Let’s just get this out in the open right away: Ruby loves Stanley Tucci. Loves him. So . . . if you came to Starcasm today looking for a sober, objective look at the newest member of the Hunger Games cast, you might as well move along. This post will be completely nonobjective and could probably be considered nothing short of inebriated fawning. (Dare I say “Tucci feely?”)
If you scroll to the bottom of Tucci’s IMDB Filmography, the first credit listed is for Prizzi’s Honor. I don’t remember him in that, or in Kojak: The Price of Justice, or in Miami Vice. Sorry. I do, however, remember wanting to jump through the fourth wall when I saw Big Night and not let that virtuostic culinary triumph get cold, go uneaten, fade away. I would have found a way to keep that restaurant open. I know I would have . . . for Stanley.
I also remember not knowing what to do with myself every Monday night in 1996 as I watched the now rarely mentioned, but genuinely excellent television crime drama Murder One. I loved Stanley even then, but I loathed his character, Richard Cross. So many conflicting emotions! So confusing!
Tucci is an actor’s actor. He works. He takes big parts when they come (like when Kenneth Brannagh cast him as Puck in A Midsummer Night’s Dream), and he rocks small parts when he takes them (like his reunion with Tony Shaloub during a guest appearance on Monk). He does ER. He does Disney voice overs. He channels his inner Willie Nelson, works with whomever calls, and makes everyone look better . . . every time.
When Tucci was cast as Paul Child in Julie and Julia, it was clear that Hollywood got it. Want an actor who can hold his head high as he plays a character no one has ever heard of, married to Julia Child, who is 6 inches taller than he is, and is played by Meryll Streep? Got to have Stanley. Name one other actor who could have pulled that off with Tucci’s grace and style and humor and charm. Go ahead. See? I told you. Don’t fight it. Stanley is the man.
Now, Stanley has been given the role of Caesar Flickerman in Lionsgate’s blockbuster production of Suzanne Collins runaway train of a young adult novel, The Hunger Games, and frankly, I’m relieved.
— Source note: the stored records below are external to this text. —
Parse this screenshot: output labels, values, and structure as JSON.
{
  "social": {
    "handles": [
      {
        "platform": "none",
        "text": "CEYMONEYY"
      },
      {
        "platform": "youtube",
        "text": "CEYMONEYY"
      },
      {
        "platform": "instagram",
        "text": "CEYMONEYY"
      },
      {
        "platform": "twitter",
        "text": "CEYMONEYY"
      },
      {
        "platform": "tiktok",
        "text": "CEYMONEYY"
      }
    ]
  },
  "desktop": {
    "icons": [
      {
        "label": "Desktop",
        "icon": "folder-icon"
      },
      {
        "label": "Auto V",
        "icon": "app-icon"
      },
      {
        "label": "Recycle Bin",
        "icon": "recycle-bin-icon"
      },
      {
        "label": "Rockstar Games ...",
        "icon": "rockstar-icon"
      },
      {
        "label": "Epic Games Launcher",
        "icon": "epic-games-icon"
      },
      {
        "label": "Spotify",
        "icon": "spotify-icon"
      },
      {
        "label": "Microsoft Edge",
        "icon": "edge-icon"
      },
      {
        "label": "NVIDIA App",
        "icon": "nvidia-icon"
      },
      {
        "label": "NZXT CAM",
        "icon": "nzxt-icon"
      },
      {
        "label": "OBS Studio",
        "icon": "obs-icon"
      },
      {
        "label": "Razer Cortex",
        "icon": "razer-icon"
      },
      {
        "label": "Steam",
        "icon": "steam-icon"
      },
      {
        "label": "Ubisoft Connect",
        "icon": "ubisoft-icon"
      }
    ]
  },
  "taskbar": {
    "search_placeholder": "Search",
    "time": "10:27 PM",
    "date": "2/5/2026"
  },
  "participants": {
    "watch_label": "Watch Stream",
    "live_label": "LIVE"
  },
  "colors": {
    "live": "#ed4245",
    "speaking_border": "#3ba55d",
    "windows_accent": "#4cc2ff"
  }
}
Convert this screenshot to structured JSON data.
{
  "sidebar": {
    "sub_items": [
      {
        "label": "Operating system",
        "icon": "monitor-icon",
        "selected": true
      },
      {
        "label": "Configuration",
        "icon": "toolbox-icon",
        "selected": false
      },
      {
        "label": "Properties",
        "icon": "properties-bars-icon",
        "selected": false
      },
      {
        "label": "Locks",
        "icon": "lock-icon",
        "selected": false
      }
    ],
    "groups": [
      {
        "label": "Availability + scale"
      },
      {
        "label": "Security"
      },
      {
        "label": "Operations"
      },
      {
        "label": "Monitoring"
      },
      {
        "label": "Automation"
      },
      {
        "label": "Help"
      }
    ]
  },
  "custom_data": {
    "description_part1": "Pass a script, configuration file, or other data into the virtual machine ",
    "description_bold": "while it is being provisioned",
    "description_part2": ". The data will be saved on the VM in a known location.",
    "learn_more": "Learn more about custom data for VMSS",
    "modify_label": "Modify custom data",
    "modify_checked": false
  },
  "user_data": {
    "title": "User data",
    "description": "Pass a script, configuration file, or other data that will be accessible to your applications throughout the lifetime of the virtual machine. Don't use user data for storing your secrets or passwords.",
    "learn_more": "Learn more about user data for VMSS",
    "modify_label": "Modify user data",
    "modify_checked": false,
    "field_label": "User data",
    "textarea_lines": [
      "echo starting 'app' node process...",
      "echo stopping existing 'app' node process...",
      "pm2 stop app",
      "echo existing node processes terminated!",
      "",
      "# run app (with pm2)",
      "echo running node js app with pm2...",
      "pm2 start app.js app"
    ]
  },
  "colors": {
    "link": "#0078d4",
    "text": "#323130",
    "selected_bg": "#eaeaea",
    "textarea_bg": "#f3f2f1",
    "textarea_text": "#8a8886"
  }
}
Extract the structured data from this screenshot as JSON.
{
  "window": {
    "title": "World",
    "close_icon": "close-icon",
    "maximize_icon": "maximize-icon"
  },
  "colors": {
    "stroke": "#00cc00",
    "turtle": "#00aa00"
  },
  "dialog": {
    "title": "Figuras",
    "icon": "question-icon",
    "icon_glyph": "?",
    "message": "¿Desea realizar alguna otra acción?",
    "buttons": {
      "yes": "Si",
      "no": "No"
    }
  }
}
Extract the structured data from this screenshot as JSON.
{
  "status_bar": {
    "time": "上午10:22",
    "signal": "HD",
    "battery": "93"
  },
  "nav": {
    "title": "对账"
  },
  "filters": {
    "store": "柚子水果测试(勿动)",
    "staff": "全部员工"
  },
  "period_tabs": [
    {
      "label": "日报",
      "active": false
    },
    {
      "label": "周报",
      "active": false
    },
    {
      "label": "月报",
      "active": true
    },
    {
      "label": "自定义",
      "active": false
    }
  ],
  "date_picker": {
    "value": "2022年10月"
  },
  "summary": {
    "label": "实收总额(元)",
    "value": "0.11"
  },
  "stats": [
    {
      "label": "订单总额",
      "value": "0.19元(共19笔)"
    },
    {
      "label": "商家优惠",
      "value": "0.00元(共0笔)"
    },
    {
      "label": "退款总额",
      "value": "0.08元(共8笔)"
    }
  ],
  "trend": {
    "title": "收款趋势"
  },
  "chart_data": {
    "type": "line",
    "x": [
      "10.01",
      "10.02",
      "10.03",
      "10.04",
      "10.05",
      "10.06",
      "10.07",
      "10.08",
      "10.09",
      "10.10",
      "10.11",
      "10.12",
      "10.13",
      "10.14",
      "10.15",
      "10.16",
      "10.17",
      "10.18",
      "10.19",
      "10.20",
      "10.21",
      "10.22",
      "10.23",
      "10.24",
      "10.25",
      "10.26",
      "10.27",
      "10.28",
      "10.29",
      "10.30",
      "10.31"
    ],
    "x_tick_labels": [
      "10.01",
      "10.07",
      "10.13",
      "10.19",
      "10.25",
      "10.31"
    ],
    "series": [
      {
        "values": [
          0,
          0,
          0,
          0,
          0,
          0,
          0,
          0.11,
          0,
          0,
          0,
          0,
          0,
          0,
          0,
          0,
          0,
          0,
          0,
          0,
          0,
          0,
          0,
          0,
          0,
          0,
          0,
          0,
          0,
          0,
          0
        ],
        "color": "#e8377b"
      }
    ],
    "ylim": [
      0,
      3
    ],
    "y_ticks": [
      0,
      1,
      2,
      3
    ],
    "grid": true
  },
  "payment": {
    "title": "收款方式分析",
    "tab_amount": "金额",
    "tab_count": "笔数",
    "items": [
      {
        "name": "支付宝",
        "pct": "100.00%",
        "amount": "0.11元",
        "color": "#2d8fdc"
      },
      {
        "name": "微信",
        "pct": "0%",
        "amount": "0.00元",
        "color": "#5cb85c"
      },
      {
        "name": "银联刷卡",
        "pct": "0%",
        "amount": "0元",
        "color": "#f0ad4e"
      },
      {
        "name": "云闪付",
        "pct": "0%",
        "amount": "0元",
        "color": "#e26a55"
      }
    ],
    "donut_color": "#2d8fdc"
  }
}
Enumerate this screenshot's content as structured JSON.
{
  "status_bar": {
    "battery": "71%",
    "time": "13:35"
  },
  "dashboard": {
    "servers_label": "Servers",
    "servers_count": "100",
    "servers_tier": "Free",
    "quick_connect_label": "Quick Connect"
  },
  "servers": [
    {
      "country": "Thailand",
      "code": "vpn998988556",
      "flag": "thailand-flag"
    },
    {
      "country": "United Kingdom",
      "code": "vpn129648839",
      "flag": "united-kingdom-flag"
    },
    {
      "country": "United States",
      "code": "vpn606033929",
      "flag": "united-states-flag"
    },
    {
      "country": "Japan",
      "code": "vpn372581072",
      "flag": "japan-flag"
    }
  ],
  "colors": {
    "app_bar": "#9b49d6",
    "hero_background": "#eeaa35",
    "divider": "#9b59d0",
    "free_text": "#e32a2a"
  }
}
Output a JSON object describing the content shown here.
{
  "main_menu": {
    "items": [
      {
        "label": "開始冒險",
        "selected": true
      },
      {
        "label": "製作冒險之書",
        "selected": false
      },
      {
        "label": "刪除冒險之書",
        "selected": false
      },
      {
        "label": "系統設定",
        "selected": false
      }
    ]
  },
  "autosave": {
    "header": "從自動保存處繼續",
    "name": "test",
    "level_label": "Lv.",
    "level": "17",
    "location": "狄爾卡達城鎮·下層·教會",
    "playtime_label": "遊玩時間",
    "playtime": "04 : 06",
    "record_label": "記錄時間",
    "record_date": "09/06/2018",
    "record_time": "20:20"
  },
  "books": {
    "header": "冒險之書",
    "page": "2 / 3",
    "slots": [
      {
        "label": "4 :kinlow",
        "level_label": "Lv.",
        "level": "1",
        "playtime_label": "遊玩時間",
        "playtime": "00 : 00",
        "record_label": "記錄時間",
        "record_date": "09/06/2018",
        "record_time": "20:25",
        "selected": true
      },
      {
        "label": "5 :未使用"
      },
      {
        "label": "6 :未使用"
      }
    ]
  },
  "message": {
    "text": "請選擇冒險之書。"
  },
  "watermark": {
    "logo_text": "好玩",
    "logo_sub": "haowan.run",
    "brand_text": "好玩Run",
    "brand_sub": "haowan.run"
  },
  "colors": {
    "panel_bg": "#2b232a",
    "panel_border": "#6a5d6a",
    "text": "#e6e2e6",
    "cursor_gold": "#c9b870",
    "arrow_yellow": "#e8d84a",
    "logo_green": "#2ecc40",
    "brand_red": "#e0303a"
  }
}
For a little while, there were rumors that Tucci might be cast as President Snow, the horrifically villainous puppetmaster of Panem (the world of Collin’s post-apocalyptic novel). Stanley would have owned the part, of course; but, I would be right back where I was in 1996 when I couldn’t figure out how to love Stanley and hate his character simultaneously. It was hard enough to face The Lovely Bones and to know that Jack the Giant Killer is on its way. I needed a dose of good (albeit complicated) Tucci.
As Caesar Flickerman, Tucci will be able to play the superficial glitz of Flickerman on camera with the dangerous hints of sympathy that he feels for the Hunger Games‘ tributes sneaking out around the edges of his polished veneer. If the film follows the novel, and we’re told that it will, Tucci as Flickerman will have quite a bit of camera time, even though no one could call that part one of the leads. We’ll leave it to Stanley to find the right balance, to make the most of Flickerman and make everyone else look better in the process.
That’s just how Stanley rolls.